Items from an interface collection:
----------------------------------------
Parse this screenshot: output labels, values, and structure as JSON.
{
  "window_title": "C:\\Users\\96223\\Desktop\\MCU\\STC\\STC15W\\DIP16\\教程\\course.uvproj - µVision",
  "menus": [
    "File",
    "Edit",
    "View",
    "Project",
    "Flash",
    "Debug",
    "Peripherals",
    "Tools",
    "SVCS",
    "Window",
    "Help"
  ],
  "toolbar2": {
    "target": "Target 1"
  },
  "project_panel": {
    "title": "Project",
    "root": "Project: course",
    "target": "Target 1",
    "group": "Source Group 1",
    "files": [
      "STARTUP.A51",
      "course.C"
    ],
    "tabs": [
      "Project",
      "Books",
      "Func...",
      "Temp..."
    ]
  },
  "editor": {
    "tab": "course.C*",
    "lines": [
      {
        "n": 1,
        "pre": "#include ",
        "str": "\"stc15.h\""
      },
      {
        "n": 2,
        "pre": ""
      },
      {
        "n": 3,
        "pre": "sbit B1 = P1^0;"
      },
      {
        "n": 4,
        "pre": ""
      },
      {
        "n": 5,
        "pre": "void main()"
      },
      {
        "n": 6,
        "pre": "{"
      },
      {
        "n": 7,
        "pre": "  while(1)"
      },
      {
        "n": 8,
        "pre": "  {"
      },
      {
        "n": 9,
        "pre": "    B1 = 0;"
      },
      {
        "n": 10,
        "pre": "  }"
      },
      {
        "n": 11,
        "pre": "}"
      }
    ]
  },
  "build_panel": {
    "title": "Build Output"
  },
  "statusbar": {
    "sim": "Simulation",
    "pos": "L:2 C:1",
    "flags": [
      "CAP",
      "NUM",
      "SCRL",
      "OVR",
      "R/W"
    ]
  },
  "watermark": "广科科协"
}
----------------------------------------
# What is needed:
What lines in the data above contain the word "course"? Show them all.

# Task solution:
  "window_title": "C:\\Users\\96223\\Desktop\\MCU\\STC\\STC15W\\DIP16\\教程\\course.uvproj - µVision",
    "root": "Project: course",
      "course.C"
    "tab": "course.C*",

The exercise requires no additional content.